            A large corporation could produce goods more cheaply than small companies. When this happened, smaller businesses competing in the same industry often had to sell themselves to the larger firms or close down.  When a single company controlled nearly all of a market, it enjoyed a monopoly.  Although no company achieved a full monopoly in any major industry, many of the newer industries consolidated into a handful of large firms.

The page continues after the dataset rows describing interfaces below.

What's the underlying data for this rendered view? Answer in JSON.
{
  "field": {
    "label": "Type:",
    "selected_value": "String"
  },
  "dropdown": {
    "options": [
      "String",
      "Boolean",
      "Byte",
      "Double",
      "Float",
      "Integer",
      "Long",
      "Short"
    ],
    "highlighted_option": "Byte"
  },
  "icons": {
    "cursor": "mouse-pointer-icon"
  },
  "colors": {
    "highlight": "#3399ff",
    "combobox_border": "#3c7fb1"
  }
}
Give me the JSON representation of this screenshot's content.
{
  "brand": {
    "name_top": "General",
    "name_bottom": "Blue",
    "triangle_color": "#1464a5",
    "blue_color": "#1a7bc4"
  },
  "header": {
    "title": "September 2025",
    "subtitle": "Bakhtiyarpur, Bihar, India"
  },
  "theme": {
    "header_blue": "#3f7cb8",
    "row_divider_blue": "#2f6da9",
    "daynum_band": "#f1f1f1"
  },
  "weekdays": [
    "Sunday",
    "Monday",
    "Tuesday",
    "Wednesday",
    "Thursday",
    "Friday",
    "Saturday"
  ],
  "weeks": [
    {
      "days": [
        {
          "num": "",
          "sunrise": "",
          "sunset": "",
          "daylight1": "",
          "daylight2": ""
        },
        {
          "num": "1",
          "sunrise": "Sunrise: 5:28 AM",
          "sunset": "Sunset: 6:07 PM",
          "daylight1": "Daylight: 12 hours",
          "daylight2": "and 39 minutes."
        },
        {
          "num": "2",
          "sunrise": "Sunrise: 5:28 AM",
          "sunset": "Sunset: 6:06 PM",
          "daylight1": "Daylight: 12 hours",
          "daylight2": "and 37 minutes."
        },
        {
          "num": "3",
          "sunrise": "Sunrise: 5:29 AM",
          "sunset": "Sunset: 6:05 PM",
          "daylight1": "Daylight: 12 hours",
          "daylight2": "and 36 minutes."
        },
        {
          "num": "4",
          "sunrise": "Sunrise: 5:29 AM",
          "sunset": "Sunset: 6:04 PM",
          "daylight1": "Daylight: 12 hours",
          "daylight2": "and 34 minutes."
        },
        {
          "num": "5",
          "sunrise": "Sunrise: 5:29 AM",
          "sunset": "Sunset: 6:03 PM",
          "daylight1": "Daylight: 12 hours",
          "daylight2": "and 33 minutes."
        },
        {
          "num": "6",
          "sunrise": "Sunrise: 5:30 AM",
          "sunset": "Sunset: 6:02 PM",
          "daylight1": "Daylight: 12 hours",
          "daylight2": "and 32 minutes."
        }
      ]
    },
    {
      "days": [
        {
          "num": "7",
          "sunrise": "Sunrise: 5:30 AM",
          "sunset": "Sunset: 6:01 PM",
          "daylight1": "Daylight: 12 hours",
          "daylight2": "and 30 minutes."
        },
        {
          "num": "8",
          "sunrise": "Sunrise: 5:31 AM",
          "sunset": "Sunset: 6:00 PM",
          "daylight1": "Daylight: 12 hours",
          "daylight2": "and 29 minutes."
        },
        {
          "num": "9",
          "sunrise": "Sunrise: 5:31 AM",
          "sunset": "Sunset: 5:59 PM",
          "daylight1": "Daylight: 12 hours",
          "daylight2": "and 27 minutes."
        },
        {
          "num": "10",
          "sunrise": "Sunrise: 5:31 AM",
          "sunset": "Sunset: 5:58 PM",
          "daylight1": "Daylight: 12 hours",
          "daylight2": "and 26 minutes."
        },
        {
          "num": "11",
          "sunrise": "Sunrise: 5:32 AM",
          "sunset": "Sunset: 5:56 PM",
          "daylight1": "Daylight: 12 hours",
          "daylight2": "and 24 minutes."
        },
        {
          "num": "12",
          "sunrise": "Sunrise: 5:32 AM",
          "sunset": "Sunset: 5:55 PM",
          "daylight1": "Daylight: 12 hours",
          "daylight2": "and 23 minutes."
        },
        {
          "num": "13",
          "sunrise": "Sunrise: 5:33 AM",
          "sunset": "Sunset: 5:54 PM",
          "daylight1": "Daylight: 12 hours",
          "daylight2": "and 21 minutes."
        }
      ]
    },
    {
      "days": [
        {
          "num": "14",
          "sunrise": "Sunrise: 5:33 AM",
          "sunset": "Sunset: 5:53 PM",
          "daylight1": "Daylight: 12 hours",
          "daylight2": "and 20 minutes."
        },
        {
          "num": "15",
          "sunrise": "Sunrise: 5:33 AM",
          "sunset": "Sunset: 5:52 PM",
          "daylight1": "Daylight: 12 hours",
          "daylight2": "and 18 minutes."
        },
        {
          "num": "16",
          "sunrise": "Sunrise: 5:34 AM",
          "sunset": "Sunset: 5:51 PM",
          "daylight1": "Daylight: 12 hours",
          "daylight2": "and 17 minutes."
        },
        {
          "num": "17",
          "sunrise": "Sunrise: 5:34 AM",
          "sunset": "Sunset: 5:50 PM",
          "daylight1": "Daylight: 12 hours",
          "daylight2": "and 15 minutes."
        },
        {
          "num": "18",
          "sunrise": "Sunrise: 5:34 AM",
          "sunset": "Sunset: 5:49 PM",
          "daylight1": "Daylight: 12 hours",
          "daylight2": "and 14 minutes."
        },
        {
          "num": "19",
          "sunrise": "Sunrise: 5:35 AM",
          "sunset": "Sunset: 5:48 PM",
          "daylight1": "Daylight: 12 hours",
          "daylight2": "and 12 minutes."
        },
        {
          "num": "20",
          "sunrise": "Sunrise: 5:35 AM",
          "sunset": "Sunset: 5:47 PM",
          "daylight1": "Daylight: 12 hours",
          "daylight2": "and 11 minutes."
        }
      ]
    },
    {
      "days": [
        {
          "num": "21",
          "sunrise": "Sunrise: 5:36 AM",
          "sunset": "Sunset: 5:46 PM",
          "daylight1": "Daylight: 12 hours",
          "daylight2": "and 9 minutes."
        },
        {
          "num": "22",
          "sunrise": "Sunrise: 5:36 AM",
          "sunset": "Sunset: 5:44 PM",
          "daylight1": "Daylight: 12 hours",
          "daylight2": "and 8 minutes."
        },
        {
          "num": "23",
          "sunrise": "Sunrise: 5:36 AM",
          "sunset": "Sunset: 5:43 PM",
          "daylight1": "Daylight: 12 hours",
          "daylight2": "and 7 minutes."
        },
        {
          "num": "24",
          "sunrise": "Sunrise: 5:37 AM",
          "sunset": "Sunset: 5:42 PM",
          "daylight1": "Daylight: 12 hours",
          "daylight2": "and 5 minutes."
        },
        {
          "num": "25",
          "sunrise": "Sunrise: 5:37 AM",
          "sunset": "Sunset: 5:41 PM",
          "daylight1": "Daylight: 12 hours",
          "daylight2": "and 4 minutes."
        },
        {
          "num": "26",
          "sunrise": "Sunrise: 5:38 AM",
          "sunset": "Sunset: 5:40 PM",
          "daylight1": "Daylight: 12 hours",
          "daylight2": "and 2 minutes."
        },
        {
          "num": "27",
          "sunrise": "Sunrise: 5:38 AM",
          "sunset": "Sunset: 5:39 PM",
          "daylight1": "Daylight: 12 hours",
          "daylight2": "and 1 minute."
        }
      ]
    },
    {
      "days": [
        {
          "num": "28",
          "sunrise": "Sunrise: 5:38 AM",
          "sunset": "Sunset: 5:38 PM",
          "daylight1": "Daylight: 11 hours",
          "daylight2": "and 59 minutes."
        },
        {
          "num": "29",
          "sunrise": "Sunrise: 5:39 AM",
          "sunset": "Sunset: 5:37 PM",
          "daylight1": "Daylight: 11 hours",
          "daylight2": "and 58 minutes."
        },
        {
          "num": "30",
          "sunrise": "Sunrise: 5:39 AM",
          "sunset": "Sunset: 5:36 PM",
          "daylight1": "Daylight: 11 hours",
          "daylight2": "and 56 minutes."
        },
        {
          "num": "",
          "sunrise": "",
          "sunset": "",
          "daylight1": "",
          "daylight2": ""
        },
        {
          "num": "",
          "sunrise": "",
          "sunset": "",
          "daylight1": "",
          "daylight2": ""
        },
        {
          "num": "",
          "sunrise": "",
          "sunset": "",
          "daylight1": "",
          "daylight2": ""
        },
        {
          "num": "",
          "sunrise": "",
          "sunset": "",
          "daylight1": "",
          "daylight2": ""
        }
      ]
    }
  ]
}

            In Great Britain, the chemical and electrical industries came under the control of large firms, as did shipping and mining overseas.  In the United States, Andrew Carnegie sold his company in 1901 to the American financier J. P. Morgan, who merged it with other steel firms to form the United States Steel Company with 60 percent of the nation's steel-making capacity.  The Ford Motor Company in the 1910s accounted for about half of U.S. auto production, and two firms, General Electric and Westinghouse, dominated the U.S. electrical industry.

            The German form of business combination, the cartel, was somewhat different. The cartel was an association of firms within the same industry. A cartel regulated prices and output in an industry.  Cartels in one country also made agreements with cartels or companies in others.  For example, German steel producers made agreements with steel makers in Britain, France, Belgium, and the U.S., thereby controlling the world's market for steel rails.

            Business combination was not restricted to newer industry.  Banks and other financial institutions began to consolidate in the late 1800s.  In Britain the number of London banks grew smaller, although their business grew as Britain became the world's leading lender and provider of insurance services.  In Germany after 1871, only four banks controlled the nation's financial business, and in America a single firm, the J. P. Morgan bank, was dominant.[46]

Section 3 Review

IDENTIFY and explain the significance of the following:

George Westinghouse

Andrew Carnegie


Emil Rathenau

Sergei Witte

LOCATE and explain the importance of the following:

Alsace and Lorraine

Ruhr Valley

1.      MAIN IDEA  How did electricity change industry and people's daily lives?

2.      MAIN IDEA  Was there a technological reason for large organizations?

3.      GEOGRAPHY  How did geography and natural resources affect industrialization in France, Germany, and Russia?

4.      WRITING TO EXPLAIN  Imagine that you are Sergei Witte. Prepare a presentation to the Tsar explaining how you would plan to build Russia as an industrial country.